The red-necked phalarope spotted by birdwatchers at Uppar dam in Dharapuram on Saturday.  

Birdwatchers recently spotted a red-necked phalarope (Phalaropus lobatus), a migratory bird that breeds in the Arctic region, at Uppar dam in Dharapuram, making it the first possible sighting of the bird in Tiruppur district.

Member of the Dharapuram Nature Society R. Magesh said on Monday that he and another member Sadhasivam Dhamu visited the Uppar dam on Saturday morning for birdwatching, when they spotted the lone red-necked phalarope.

Also read: Lakes of Coimbatore come alive after the monsoons

The duo confirmed the bird’s identity by consulting other experts and through the eBird web portal, he said.

“It flew away shortly after we clicked its photograph and we could not find the bird on Saturday afternoon and on Sunday in the locality,” he said.

Red-necked phalaropes are waders that are usually found in a flock near shorelines during migration.

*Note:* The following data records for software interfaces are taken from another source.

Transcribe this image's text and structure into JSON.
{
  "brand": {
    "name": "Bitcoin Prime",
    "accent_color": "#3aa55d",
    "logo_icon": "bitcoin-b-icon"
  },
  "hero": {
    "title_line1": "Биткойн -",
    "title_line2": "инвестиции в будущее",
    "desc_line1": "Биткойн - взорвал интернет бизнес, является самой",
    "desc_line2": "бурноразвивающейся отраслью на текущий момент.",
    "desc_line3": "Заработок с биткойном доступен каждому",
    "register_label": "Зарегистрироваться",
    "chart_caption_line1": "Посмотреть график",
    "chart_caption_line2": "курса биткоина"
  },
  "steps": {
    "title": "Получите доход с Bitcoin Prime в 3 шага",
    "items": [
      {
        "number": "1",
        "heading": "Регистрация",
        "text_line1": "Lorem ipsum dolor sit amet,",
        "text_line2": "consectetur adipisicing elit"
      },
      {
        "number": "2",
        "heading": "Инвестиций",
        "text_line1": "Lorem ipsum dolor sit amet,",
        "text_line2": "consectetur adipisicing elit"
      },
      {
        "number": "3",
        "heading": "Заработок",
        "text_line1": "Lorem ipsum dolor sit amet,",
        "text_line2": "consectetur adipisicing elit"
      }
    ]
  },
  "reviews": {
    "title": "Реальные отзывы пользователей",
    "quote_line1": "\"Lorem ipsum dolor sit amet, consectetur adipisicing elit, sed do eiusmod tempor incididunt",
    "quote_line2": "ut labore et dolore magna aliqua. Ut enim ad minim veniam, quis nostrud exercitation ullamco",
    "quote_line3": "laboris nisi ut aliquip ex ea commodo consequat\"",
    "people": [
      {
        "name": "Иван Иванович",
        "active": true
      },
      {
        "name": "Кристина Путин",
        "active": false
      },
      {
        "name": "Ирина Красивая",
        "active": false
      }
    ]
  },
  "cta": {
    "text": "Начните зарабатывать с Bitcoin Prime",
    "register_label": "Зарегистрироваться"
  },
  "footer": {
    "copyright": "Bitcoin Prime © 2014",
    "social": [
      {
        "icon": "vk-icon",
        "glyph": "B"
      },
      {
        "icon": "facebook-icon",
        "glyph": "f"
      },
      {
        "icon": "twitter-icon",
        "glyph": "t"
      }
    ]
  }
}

However, being spotted as a lone bird in a non-coastal area makes this a rare sighting, Mr. Magesh said.

Also read: A pink wall on water

Its neck turns red only during breeding season between March and June as part of its breeding plumage, he added.

A similar rare sighting of a red-necked phalarope occurred nine years ago in 2012 in Coimbatore. A. Pavendhan of Coimbatore Nature Society, who photographed the bird in September 2012 at Singanallur tank in Coimbatore, recalled that he and his team were able to see its unique feeding behaviour, where the red-necked phalarope swam in a circular motion to bring the food to the surface.

“This could have been a passage migrant,” he said regarding the sighting at Uppar dam.

Passage migrants

Passage migrants are those birds that stop over at a particular location for a brief period of time before leaving to their usual destination during migration.

Mr. Pavendhan, who was one of the three authors of the book ‘Birds of Coimbatore’, said that the red-necked phalarope was included as one of the 409 bird species in the book.

Our code of editorial values

This article is closed for comments.
Please Email the Editor

Printable version | Oct 19, 2021 6:28:14 PM |

Next Story